(Items from an interface collection)
<<<<

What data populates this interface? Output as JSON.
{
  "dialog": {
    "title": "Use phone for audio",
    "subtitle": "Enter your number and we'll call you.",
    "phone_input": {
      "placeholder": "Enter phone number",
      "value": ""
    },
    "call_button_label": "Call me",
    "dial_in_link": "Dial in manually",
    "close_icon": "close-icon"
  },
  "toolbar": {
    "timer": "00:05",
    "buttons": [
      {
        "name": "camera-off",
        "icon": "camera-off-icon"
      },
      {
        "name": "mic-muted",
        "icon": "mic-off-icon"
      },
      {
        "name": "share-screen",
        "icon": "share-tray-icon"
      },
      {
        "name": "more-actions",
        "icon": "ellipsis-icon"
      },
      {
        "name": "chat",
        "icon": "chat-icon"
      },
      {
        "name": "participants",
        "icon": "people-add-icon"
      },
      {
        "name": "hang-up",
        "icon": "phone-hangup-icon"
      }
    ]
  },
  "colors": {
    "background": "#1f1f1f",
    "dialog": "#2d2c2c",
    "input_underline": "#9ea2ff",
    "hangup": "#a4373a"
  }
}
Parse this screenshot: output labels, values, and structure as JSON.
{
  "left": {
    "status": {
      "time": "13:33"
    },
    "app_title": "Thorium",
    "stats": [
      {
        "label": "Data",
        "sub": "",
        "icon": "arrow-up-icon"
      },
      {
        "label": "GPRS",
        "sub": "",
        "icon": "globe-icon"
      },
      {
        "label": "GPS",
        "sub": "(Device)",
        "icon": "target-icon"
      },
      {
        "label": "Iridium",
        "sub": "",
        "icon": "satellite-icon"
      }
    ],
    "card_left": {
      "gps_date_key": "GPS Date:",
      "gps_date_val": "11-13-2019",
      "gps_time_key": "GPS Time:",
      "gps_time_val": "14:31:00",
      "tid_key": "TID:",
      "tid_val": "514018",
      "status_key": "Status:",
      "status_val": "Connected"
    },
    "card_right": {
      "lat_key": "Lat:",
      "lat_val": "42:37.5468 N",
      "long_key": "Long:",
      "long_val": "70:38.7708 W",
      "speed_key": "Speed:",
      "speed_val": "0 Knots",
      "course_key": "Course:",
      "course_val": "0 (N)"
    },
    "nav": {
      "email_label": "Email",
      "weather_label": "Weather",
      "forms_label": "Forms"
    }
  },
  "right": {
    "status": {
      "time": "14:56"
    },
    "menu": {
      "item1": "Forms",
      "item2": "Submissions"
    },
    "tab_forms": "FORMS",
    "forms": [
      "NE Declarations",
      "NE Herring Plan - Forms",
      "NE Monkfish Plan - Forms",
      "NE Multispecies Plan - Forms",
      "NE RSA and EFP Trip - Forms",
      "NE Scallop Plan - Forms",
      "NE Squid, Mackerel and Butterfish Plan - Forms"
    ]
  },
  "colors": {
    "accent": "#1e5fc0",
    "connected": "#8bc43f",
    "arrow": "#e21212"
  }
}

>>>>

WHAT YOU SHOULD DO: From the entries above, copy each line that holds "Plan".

ANSWER FOR THE TASK:
      "NE Herring Plan - Forms",
      "NE Monkfish Plan - Forms",
      "NE Multispecies Plan - Forms",
      "NE Scallop Plan - Forms",
      "NE Squid, Mackerel and Butterfish Plan - Forms"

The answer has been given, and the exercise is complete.